    The determination of traces of Al, Cr, Cu, Fe, Mn, Ni, Pb, Si and of Bi, Cr, Cu, Fe, Ga, Mg, Mn, Ni, Pb, Si, Sn, Ti, V and Zn in samples of magnesium and aluminium, respectively, by means of X-ray fluorescence spectrometry, are studied. An automatic sequential spectrometer with an on-line computer for the treatment of data has been employed. The most suitable measurement parameters have been chosen for each element in order to achieve detection limits to a few p.p.m. For magnesium in the form of drillings the analyses are performed with satisfactory results for most impurities by pressing the samples into briquettes and employing metallic discs as standards. Correction methods for the spectral interferences of Ti on V, and V on Cr have been applied. (author)

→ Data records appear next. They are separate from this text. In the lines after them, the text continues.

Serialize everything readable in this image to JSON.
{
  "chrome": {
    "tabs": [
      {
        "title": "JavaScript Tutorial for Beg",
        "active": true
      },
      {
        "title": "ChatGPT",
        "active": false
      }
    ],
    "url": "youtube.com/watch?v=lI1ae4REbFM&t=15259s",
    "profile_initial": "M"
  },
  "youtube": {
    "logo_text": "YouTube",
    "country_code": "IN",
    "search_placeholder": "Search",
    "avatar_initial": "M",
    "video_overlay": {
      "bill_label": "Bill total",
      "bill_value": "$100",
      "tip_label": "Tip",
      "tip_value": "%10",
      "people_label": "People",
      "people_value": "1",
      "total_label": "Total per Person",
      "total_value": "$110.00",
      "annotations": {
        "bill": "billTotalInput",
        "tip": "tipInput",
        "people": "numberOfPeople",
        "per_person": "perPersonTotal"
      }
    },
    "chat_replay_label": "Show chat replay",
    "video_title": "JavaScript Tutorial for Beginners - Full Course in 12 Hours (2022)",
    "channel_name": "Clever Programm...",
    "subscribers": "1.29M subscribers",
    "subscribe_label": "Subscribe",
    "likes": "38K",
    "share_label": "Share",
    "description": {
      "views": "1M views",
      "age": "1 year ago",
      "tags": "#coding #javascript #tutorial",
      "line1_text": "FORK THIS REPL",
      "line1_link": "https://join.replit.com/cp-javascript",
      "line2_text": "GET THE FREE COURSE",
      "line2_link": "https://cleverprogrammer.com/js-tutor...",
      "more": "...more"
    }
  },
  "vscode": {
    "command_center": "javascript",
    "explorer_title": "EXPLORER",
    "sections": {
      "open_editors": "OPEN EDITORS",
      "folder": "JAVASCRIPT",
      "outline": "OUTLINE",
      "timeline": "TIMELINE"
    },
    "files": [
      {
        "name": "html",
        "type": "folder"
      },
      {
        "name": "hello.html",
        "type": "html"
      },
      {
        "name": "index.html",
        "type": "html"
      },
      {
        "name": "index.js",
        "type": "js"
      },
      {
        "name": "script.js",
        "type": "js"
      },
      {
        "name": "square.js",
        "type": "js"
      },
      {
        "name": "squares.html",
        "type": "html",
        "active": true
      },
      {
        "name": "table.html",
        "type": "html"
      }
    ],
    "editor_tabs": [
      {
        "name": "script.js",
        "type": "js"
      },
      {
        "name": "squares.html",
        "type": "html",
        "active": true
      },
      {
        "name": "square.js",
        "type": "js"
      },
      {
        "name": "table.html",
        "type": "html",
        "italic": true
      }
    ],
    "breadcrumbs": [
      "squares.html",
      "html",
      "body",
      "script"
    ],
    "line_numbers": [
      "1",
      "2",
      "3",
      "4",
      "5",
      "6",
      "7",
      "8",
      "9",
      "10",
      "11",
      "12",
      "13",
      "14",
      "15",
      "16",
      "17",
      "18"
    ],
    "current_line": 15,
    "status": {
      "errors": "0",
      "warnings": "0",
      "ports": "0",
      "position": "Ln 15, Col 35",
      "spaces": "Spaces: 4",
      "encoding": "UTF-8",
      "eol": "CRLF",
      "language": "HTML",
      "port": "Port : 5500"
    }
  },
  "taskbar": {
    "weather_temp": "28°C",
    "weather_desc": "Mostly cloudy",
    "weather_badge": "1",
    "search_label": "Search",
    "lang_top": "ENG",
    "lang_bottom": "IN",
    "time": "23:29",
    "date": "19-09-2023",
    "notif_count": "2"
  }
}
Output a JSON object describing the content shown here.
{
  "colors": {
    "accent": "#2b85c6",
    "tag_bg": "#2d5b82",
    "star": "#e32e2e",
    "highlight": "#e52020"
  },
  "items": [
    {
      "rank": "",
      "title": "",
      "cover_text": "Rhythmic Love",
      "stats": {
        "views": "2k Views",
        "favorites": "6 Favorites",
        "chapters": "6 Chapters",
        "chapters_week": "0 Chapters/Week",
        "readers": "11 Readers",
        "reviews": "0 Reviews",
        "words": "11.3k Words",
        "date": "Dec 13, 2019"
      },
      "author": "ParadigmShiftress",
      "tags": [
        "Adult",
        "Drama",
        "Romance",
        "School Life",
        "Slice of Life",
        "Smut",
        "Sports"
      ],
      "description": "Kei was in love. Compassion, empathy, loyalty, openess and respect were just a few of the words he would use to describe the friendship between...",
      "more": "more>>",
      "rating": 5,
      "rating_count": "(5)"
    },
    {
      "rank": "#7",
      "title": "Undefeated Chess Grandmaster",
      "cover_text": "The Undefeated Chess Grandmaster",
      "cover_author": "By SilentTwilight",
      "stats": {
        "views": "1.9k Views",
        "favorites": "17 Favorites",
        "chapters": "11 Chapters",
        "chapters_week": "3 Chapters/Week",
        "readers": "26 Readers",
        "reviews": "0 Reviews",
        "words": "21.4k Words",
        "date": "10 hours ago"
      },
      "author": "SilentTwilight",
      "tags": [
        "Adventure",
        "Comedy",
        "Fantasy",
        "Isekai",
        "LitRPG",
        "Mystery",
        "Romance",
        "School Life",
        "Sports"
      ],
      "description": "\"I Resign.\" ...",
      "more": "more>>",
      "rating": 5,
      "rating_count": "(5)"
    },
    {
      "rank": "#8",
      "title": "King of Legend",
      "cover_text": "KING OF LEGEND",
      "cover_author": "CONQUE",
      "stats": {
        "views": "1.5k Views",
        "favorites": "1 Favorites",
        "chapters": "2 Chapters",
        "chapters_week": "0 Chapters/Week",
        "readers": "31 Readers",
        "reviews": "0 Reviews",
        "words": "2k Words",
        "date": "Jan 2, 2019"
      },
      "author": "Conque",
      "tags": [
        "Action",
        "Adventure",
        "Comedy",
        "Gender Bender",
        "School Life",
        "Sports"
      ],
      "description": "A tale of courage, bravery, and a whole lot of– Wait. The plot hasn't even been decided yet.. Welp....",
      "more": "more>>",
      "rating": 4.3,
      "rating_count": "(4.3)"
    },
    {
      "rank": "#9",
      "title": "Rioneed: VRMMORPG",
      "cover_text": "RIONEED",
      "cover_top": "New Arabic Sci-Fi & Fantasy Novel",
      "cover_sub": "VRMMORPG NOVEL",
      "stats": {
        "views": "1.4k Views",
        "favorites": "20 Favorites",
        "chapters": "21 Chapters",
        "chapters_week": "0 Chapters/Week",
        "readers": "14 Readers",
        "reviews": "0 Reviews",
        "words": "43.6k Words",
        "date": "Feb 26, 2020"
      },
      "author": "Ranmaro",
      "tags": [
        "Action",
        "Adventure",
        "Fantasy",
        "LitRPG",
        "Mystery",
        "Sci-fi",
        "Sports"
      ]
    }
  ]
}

  19. Weak Localization and Antilocalization in Topological Materials with Impurity Spin-Orbit Interactions

    Science.gov (United States)

    Hankiewicz, Ewelina M.; Culcer, Dimitrie

    2017-01-01

    Topological materials have attracted considerable experimental and theoretical attention. They exhibit strong spin-orbit coupling both in the band structure (intrinsic) and in the impurity potentials (extrinsic), although the latter is often neglected. In this work, we discuss weak localization and antilocalization of massless Dirac fermions in topological insulators and massive Dirac fermions in Weyl semimetal thin films, taking into account both intrinsic and extrinsic spin-orbit interactions. The physics is governed by the complex interplay of the chiral spin texture, quasiparticle mass, and scalar and spin-orbit scattering. We demonstrate that terms linear in the extrinsic spin-orbit scattering are generally present in the Bloch and momentum relaxation times in all topological materials, and the correction to the diffusion constant is linear in the strength of the extrinsic spin-orbit. In topological insulators, which have zero quasiparticle mass, the terms linear in the impurity spin-orbit coupling lead to an observable density dependence in the weak antilocalization correction. They produce substantial qualitative modifications to the magnetoconductivity, differing greatly from the conventional Hikami-Larkin-Nagaoka formula traditionally used in experimental fits, which predicts a crossover from weak localization to antilocalization as a function of the extrinsic spin-orbit strength. In contrast, our analysis reveals that topological insulators always exhibit weak antilocalization. In Weyl semimetal thin films having intermediate to large values of the quasiparticle mass, we show that extrinsic spin-orbit scattering strongly affects the boundary of the weak localization to antilocalization transition. We produce a complete phase diagram for this transition as a function of the mass and spin-orbit scattering strength. Throughout the paper, we discuss implications for experimental work, and, at the end, we provide a brief comparison with transition metal

  20. Impurities in silicon and their impact on solar cell performance

    NARCIS (Netherlands)

    Coletti, Gianluca

    2011-01-01

    Photovoltaic conversion of solar energy is a rapidly growing technology. More than 80% of global solar cell production is currently based on silicon. The aim of this thesis is to understand the complex relation between impurity content of silicon starting material (“feedstock”) and the resulting